Task instructions =>
All of the data must be returned exactly as given.

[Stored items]
###
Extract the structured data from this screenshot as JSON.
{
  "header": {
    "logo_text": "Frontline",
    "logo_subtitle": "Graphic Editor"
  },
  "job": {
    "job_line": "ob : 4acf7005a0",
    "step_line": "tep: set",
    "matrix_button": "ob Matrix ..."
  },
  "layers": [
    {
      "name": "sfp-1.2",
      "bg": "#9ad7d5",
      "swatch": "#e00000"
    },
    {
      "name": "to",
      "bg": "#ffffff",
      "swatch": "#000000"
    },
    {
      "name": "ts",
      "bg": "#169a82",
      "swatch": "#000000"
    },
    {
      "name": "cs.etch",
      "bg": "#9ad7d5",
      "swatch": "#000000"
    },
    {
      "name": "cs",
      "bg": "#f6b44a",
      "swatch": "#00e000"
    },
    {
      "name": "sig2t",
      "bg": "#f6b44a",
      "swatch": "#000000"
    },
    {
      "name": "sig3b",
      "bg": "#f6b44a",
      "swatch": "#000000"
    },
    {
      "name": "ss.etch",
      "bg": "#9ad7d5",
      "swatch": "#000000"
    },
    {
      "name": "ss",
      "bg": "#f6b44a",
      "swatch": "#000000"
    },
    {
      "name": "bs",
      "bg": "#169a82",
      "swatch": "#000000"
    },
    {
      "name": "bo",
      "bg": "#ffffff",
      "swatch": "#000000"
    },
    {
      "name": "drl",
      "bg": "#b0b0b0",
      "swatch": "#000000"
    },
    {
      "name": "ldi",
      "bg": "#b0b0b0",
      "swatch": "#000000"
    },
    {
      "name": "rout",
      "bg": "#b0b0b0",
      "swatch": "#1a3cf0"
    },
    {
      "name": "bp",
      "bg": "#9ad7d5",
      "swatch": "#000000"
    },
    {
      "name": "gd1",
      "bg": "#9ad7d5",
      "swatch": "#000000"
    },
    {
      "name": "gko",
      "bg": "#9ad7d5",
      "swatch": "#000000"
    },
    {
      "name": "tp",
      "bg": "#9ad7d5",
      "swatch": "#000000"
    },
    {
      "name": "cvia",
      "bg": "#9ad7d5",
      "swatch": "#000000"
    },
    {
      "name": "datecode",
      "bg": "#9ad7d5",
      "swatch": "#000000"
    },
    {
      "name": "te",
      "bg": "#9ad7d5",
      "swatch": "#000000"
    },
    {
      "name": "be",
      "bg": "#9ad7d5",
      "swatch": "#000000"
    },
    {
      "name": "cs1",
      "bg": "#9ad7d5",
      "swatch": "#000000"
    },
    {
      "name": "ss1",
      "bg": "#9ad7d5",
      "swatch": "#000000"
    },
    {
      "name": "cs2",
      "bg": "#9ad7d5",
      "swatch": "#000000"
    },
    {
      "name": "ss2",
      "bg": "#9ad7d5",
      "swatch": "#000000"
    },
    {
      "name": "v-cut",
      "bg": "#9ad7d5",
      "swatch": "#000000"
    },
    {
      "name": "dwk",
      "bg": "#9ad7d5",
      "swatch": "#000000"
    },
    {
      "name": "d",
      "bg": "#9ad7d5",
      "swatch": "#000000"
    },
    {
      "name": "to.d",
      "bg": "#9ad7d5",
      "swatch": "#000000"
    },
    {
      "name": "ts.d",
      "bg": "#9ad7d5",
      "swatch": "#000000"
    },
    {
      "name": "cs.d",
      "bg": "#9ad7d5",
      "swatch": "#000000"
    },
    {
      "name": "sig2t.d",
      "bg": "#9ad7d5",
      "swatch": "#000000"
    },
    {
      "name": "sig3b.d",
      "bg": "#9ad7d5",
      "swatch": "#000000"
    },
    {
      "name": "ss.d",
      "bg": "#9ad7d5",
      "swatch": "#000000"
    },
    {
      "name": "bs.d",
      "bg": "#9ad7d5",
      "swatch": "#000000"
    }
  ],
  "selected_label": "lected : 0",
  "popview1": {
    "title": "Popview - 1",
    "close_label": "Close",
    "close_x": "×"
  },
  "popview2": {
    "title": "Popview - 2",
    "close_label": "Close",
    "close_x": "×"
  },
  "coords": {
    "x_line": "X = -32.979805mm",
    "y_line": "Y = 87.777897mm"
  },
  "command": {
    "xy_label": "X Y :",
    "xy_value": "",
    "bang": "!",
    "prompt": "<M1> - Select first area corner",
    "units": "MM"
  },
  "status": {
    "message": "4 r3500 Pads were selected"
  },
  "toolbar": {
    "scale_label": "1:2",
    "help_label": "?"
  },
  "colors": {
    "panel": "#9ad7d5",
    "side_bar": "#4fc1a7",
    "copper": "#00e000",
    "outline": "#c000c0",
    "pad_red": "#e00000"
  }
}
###
Problem solution =>
Extract the structured data from this screenshot as JSON.
{
  "header": {
    "logo_text": "Frontline",
    "logo_subtitle": "Graphic Editor"
  },
  "job": {
    "job_line": "ob : 4acf7005a0",
    "step_line": "tep: set",
    "matrix_button": "ob Matrix ..."
  },
  "layers": [
    {
      "name": "sfp-1.2",
      "bg": "#9ad7d5",
      "swatch": "#e00000"
    },
    {
      "name": "to",
      "bg": "#ffffff",
      "swatch": "#000000"
    },
    {
      "name": "ts",
      "bg": "#169a82",
      "swatch": "#000000"
    },
    {
      "name": "cs.etch",
      "bg": "#9ad7d5",
      "swatch": "#000000"
    },
    {
      "name": "cs",
      "bg": "#f6b44a",
      "swatch": "#00e000"
    },
    {
      "name": "sig2t",
      "bg": "#f6b44a",
      "swatch": "#000000"
    },
    {
      "name": "sig3b",
      "bg": "#f6b44a",
      "swatch": "#000000"
    },
    {
      "name": "ss.etch",
      "bg": "#9ad7d5",
      "swatch": "#000000"
    },
    {
      "name": "ss",
      "bg": "#f6b44a",
      "swatch": "#000000"
    },
    {
      "name": "bs",
      "bg": "#169a82",
      "swatch": "#000000"
    },
    {
      "name": "bo",
      "bg": "#ffffff",
      "swatch": "#000000"
    },
    {
      "name": "drl",
      "bg": "#b0b0b0",
      "swatch": "#000000"
    },
    {
      "name": "ldi",
      "bg": "#b0b0b0",
      "swatch": "#000000"
    },
    {
      "name": "rout",
      "bg": "#b0b0b0",
      "swatch": "#1a3cf0"
    },
    {
      "name": "bp",
      "bg": "#9ad7d5",
      "swatch": "#000000"
    },
    {
      "name": "gd1",
      "bg": "#9ad7d5",
      "swatch": "#000000"
    },
    {
      "name": "gko",
      "bg": "#9ad7d5",
      "swatch": "#000000"
    },
    {
      "name": "tp",
      "bg": "#9ad7d5",
      "swatch": "#000000"
    },
    {
      "name": "cvia",
      "bg": "#9ad7d5",
      "swatch": "#000000"
    },
    {
      "name": "datecode",
      "bg": "#9ad7d5",
      "swatch": "#000000"
    },
    {
      "name": "te",
      "bg": "#9ad7d5",
      "swatch": "#000000"
    },
    {
      "name": "be",
      "bg": "#9ad7d5",
      "swatch": "#000000"
    },
    {
      "name": "cs1",
      "bg": "#9ad7d5",
      "swatch": "#000000"
    },
    {
      "name": "ss1",
      "bg": "#9ad7d5",
      "swatch": "#000000"
    },
    {
      "name": "cs2",
      "bg": "#9ad7d5",
      "swatch": "#000000"
    },
    {
      "name": "ss2",
      "bg": "#9ad7d5",
      "swatch": "#000000"
    },
    {
      "name": "v-cut",
      "bg": "#9ad7d5",
      "swatch": "#000000"
    },
    {
      "name": "dwk",
      "bg": "#9ad7d5",
      "swatch": "#000000"
    },
    {
      "name": "d",
      "bg": "#9ad7d5",
      "swatch": "#000000"
    },
    {
      "name": "to.d",
      "bg": "#9ad7d5",
      "swatch": "#000000"
    },
    {
      "name": "ts.d",
      "bg": "#9ad7d5",
      "swatch": "#000000"
    },
    {
      "name": "cs.d",
      "bg": "#9ad7d5",
      "swatch": "#000000"
    },
    {
      "name": "sig2t.d",
      "bg": "#9ad7d5",
      "swatch": "#000000"
    },
    {
      "name": "sig3b.d",
      "bg": "#9ad7d5",
      "swatch": "#000000"
    },
    {
      "name": "ss.d",
      "bg": "#9ad7d5",
      "swatch": "#000000"
    },
    {
      "name": "bs.d",
      "bg": "#9ad7d5",
      "swatch": "#000000"
    }
  ],
  "selected_label": "lected : 0",
  "popview1": {
    "title": "Popview - 1",
    "close_label": "Close",
    "close_x": "×"
  },
  "popview2": {
    "title": "Popview - 2",
    "close_label": "Close",
    "close_x": "×"
  },
  "coords": {
    "x_line": "X = -32.979805mm",
    "y_line": "Y = 87.777897mm"
  },
  "command": {
    "xy_label": "X Y :",
    "xy_value": "",
    "bang": "!",
    "prompt": "<M1> - Select first area corner",
    "units": "MM"
  },
  "status": {
    "message": "4 r3500 Pads were selected"
  },
  "toolbar": {
    "scale_label": "1:2",
    "help_label": "?"
  },
  "colors": {
    "panel": "#9ad7d5",
    "side_bar": "#4fc1a7",
    "copper": "#00e000",
    "outline": "#c000c0",
    "pad_red": "#e00000"
  }
}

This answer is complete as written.